6. Say Yes to the Funerals
A funeral home director often recommends local pastors to people who don’t have anyone to officiate their loved one’s funeral. They also steer clear of recommending the guys who do a poor job. Try to do your best on every funeral you conduct. Meet with the family beforehand. Pray and minister to them in their time of need. You will have more opportunities to share the gospel with those far from the Kingdom when you preach funerals than you will week in and week out preaching behind your pulpit. Don’t miss out on the opportunity.
7. Watch Your Mouth
It isn’t just a myth or a cliché: everybody is related to everybody else in a small town. If they aren’t related, their families may have been best friends for generations. Be careful of what you say and how you say it.
Remember that those football stands are small. A player’s mother is probably sitting within earshot of your running game commentary. She’s taking note of how you talk about the team. Your positivity and optimism about the town should extend to the school, the small-town grocery store, and the gym on game days.
8. Have Patience
I’ve heard it said that patience is the master skill of ministry. I promised the people in my first business meeting that I wouldn’t change anything but my underwear for the first year of my pastorate. It was important for me to learn what made the church great before I started trying to change things. Many pastors try to change too many things too fast and too soon. Only so much innovation can be tolerated. Take a long view of your ministry. Blowing up the church schedule and disrupting the church culture in your first year will not produce the fruit you are expecting. But the final two items on my list will continue to produce fruit long after you are gone.
9. Love the People
A pastor must develop many practical gifts and talents to serve his people well. He must preach well, he must listen, he must know how to study and teach. But the element of ministry that makes the most difference is the pastor who has a love for his people that reflects his deep love for Christ. The people will not remember many of the things you say during your ministry, but they will remember how you loved them.
10. Preach the Word

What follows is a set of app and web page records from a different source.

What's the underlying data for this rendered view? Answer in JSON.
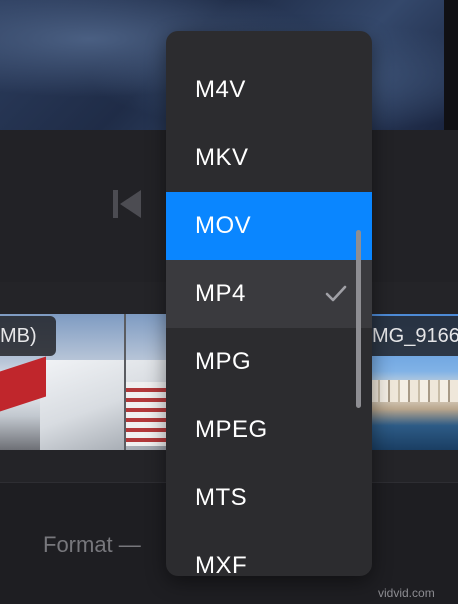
{
  "dropdown": {
    "items": [
      {
        "label": "M4V"
      },
      {
        "label": "MKV"
      },
      {
        "label": "MOV"
      },
      {
        "label": "MP4"
      },
      {
        "label": "MPG"
      },
      {
        "label": "MPEG"
      },
      {
        "label": "MTS"
      },
      {
        "label": "MXF"
      }
    ],
    "highlighted_label": "MOV",
    "checked_label": "MP4"
  },
  "timeline": {
    "clip_left_label": "MB)",
    "clip_right_label": "MG_9166"
  },
  "format": {
    "label": "Format —"
  },
  "watermark": "vidvid.com",
  "colors": {
    "accent": "#0a86ff",
    "menu_bg": "#2c2c2f",
    "menu_current_bg": "#3a3a3e",
    "app_bg": "#1c1c1f"
  },
  "icons": [
    "skip-back-icon",
    "checkmark-icon"
  ]
}
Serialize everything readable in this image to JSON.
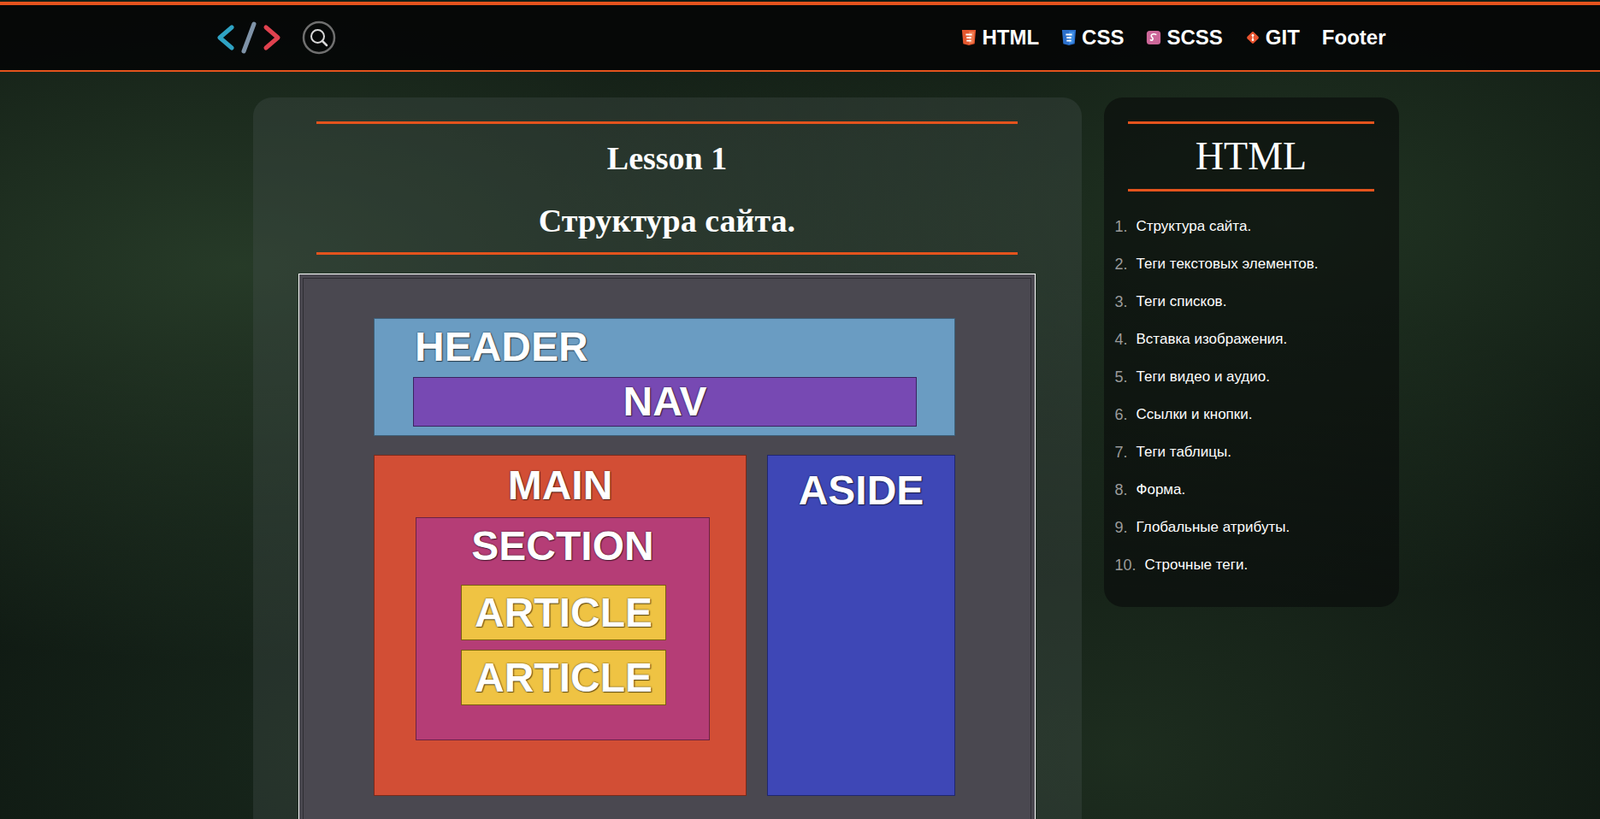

Finally, the most loving thing a pastor can do for his people is to faithfully preach God’s Word to them. The pastor should impart to his people a deep and abiding love for scripture. In his expositional preaching, Bible studies, and one on one conversations, he conveys to his people the power and all sufficient nature of the scripture in all its splendor. Slowly, the church is built up into maturity by the methodical and faithful Word-work of the pastor. A pastor who loves his people teaches them to love the Word.